:: WHAT YOU HAVE TO DO ::
Without the pictures, write out every entry that follows exactly.

"""

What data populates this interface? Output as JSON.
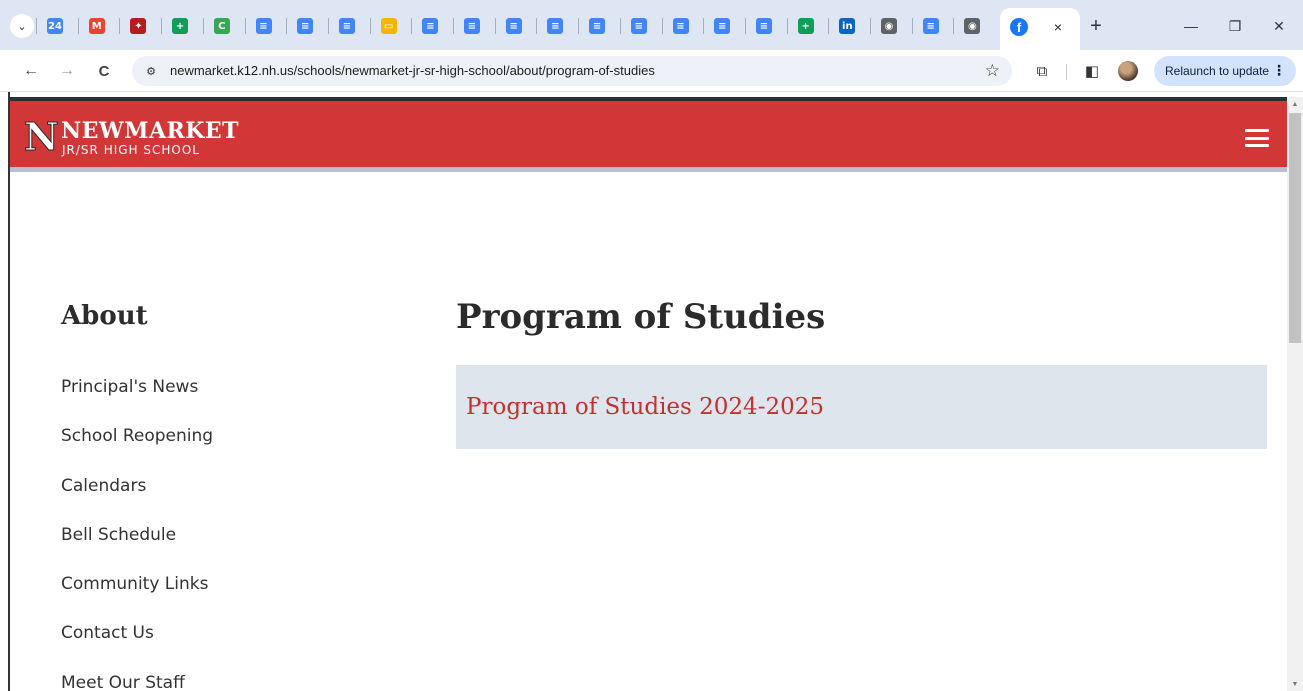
{
  "browser": {
    "tab_search_icon": "chevron-down-icon",
    "pinned_tabs": [
      {
        "name": "google-calendar-tab",
        "icon": "calendar-icon",
        "glyph": "24",
        "color": "#4285f4"
      },
      {
        "name": "gmail-tab",
        "icon": "gmail-icon",
        "glyph": "M",
        "color": "#ea4335"
      },
      {
        "name": "app-tab",
        "icon": "bird-icon",
        "glyph": "✦",
        "color": "#b71c1c"
      },
      {
        "name": "sheets-tab",
        "icon": "sheets-icon",
        "glyph": "+",
        "color": "#0f9d58"
      },
      {
        "name": "classroom-tab",
        "icon": "classroom-icon",
        "glyph": "C",
        "color": "#34a853"
      },
      {
        "name": "docs-tab-1",
        "icon": "docs-icon",
        "glyph": "≡",
        "color": "#4285f4"
      },
      {
        "name": "docs-tab-2",
        "icon": "docs-icon",
        "glyph": "≡",
        "color": "#4285f4"
      },
      {
        "name": "docs-tab-3",
        "icon": "docs-icon",
        "glyph": "≡",
        "color": "#4285f4"
      },
      {
        "name": "slides-tab",
        "icon": "slides-icon",
        "glyph": "▭",
        "color": "#f4b400"
      },
      {
        "name": "docs-tab-4",
        "icon": "docs-icon",
        "glyph": "≡",
        "color": "#4285f4"
      },
      {
        "name": "docs-tab-5",
        "icon": "docs-icon",
        "glyph": "≡",
        "color": "#4285f4"
      },
      {
        "name": "docs-tab-6",
        "icon": "docs-icon",
        "glyph": "≡",
        "color": "#4285f4"
      },
      {
        "name": "docs-tab-7",
        "icon": "docs-icon",
        "glyph": "≡",
        "color": "#4285f4"
      },
      {
        "name": "docs-tab-8",
        "icon": "docs-icon",
        "glyph": "≡",
        "color": "#4285f4"
      },
      {
        "name": "docs-tab-9",
        "icon": "docs-icon",
        "glyph": "≡",
        "color": "#4285f4"
      },
      {
        "name": "docs-tab-10",
        "icon": "docs-icon",
        "glyph": "≡",
        "color": "#4285f4"
      },
      {
        "name": "docs-tab-11",
        "icon": "docs-icon",
        "glyph": "≡",
        "color": "#4285f4"
      },
      {
        "name": "docs-tab-12",
        "icon": "docs-icon",
        "glyph": "≡",
        "color": "#4285f4"
      },
      {
        "name": "sheets-tab-2",
        "icon": "sheets-icon",
        "glyph": "+",
        "color": "#0f9d58"
      },
      {
        "name": "linkedin-tab",
        "icon": "linkedin-icon",
        "glyph": "in",
        "color": "#0a66c2"
      },
      {
        "name": "globe-tab-1",
        "icon": "globe-icon",
        "glyph": "◉",
        "color": "#5f6368"
      },
      {
        "name": "docs-tab-13",
        "icon": "docs-icon",
        "glyph": "≡",
        "color": "#4285f4"
      },
      {
        "name": "globe-tab-2",
        "icon": "globe-icon",
        "glyph": "◉",
        "color": "#5f6368"
      }
    ],
    "active_tab_icon": "facebook-icon",
    "active_tab_close": "×",
    "new_tab": "+",
    "window_controls": {
      "minimize": "—",
      "restore": "❐",
      "close": "✕"
    },
    "back": "←",
    "forward": "→",
    "reload": "C",
    "site_info_icon": "site-settings-icon",
    "url": "newmarket.k12.nh.us/schools/newmarket-jr-sr-high-school/about/program-of-studies",
    "bookmark_star": "☆",
    "relaunch_label": "Relaunch to update",
    "menu_dots": "⋮"
  },
  "site": {
    "logo_letter": "N",
    "name": "NEWMARKET",
    "subtitle": "JR/SR HIGH SCHOOL",
    "brand_color": "#d23737"
  },
  "sidebar": {
    "heading": "About",
    "items": [
      {
        "label": "Principal's News"
      },
      {
        "label": "School Reopening"
      },
      {
        "label": "Calendars"
      },
      {
        "label": "Bell Schedule"
      },
      {
        "label": "Community Links"
      },
      {
        "label": "Contact Us"
      },
      {
        "label": "Meet Our Staff"
      }
    ]
  },
  "main": {
    "title": "Program of Studies",
    "document_link": "Program of Studies 2024-2025"
  }
}
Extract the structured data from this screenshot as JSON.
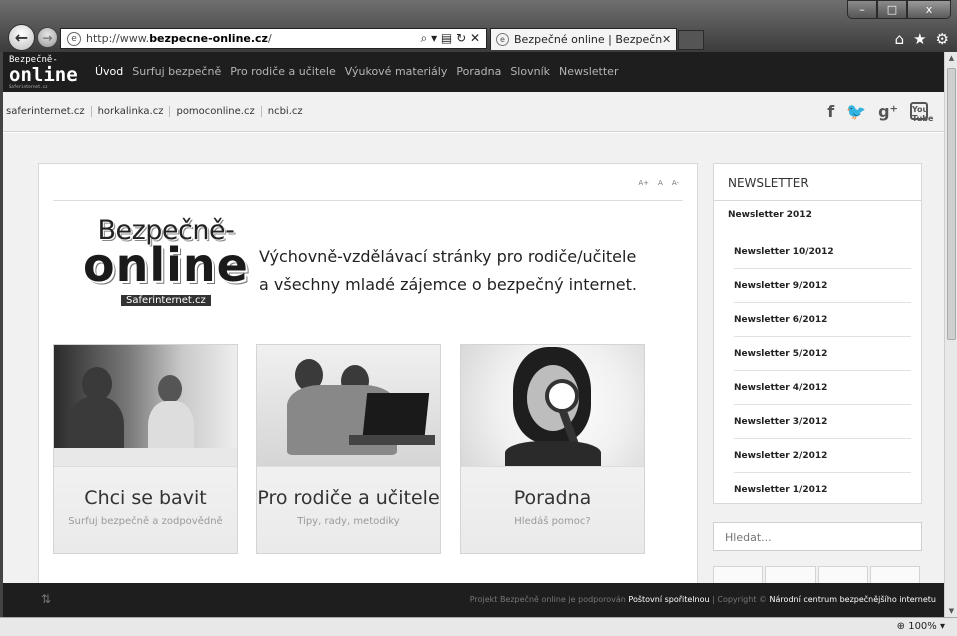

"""

:: TASK OUTPUT ::
What data populates this interface? Output as JSON.
{
  "browser": {
    "tab_search_icon": "chevron-down-icon",
    "pinned_tabs": [
      {
        "name": "google-calendar-tab",
        "icon": "calendar-icon",
        "glyph": "24",
        "color": "#4285f4"
      },
      {
        "name": "gmail-tab",
        "icon": "gmail-icon",
        "glyph": "M",
        "color": "#ea4335"
      },
      {
        "name": "app-tab",
        "icon": "bird-icon",
        "glyph": "✦",
        "color": "#b71c1c"
      },
      {
        "name": "sheets-tab",
        "icon": "sheets-icon",
        "glyph": "+",
        "color": "#0f9d58"
      },
      {
        "name": "classroom-tab",
        "icon": "classroom-icon",
        "glyph": "C",
        "color": "#34a853"
      },
      {
        "name": "docs-tab-1",
        "icon": "docs-icon",
        "glyph": "≡",
        "color": "#4285f4"
      },
      {
        "name": "docs-tab-2",
        "icon": "docs-icon",
        "glyph": "≡",
        "color": "#4285f4"
      },
      {
        "name": "docs-tab-3",
        "icon": "docs-icon",
        "glyph": "≡",
        "color": "#4285f4"
      },
      {
        "name": "slides-tab",
        "icon": "slides-icon",
        "glyph": "▭",
        "color": "#f4b400"
      },
      {
        "name": "docs-tab-4",
        "icon": "docs-icon",
        "glyph": "≡",
        "color": "#4285f4"
      },
      {
        "name": "docs-tab-5",
        "icon": "docs-icon",
        "glyph": "≡",
        "color": "#4285f4"
      },
      {
        "name": "docs-tab-6",
        "icon": "docs-icon",
        "glyph": "≡",
        "color": "#4285f4"
      },
      {
        "name": "docs-tab-7",
        "icon": "docs-icon",
        "glyph": "≡",
        "color": "#4285f4"
      },
      {
        "name": "docs-tab-8",
        "icon": "docs-icon",
        "glyph": "≡",
        "color": "#4285f4"
      },
      {
        "name": "docs-tab-9",
        "icon": "docs-icon",
        "glyph": "≡",
        "color": "#4285f4"
      },
      {
        "name": "docs-tab-10",
        "icon": "docs-icon",
        "glyph": "≡",
        "color": "#4285f4"
      },
      {
        "name": "docs-tab-11",
        "icon": "docs-icon",
        "glyph": "≡",
        "color": "#4285f4"
      },
      {
        "name": "docs-tab-12",
        "icon": "docs-icon",
        "glyph": "≡",
        "color": "#4285f4"
      },
      {
        "name": "sheets-tab-2",
        "icon": "sheets-icon",
        "glyph": "+",
        "color": "#0f9d58"
      },
      {
        "name": "linkedin-tab",
        "icon": "linkedin-icon",
        "glyph": "in",
        "color": "#0a66c2"
      },
      {
        "name": "globe-tab-1",
        "icon": "globe-icon",
        "glyph": "◉",
        "color": "#5f6368"
      },
      {
        "name": "docs-tab-13",
        "icon": "docs-icon",
        "glyph": "≡",
        "color": "#4285f4"
      },
      {
        "name": "globe-tab-2",
        "icon": "globe-icon",
        "glyph": "◉",
        "color": "#5f6368"
      }
    ],
    "active_tab_icon": "facebook-icon",
    "active_tab_close": "×",
    "new_tab": "+",
    "window_controls": {
      "minimize": "—",
      "restore": "❐",
      "close": "✕"
    },
    "back": "←",
    "forward": "→",
    "reload": "C",
    "site_info_icon": "site-settings-icon",
    "url": "newmarket.k12.nh.us/schools/newmarket-jr-sr-high-school/about/program-of-studies",
    "bookmark_star": "☆",
    "relaunch_label": "Relaunch to update",
    "menu_dots": "⋮"
  },
  "site": {
    "logo_letter": "N",
    "name": "NEWMARKET",
    "subtitle": "JR/SR HIGH SCHOOL",
    "brand_color": "#d23737"
  },
  "sidebar": {
    "heading": "About",
    "items": [
      {
        "label": "Principal's News"
      },
      {
        "label": "School Reopening"
      },
      {
        "label": "Calendars"
      },
      {
        "label": "Bell Schedule"
      },
      {
        "label": "Community Links"
      },
      {
        "label": "Contact Us"
      },
      {
        "label": "Meet Our Staff"
      }
    ]
  },
  "main": {
    "title": "Program of Studies",
    "document_link": "Program of Studies 2024-2025"
  }
}
Extract the structured data from this screenshot as JSON.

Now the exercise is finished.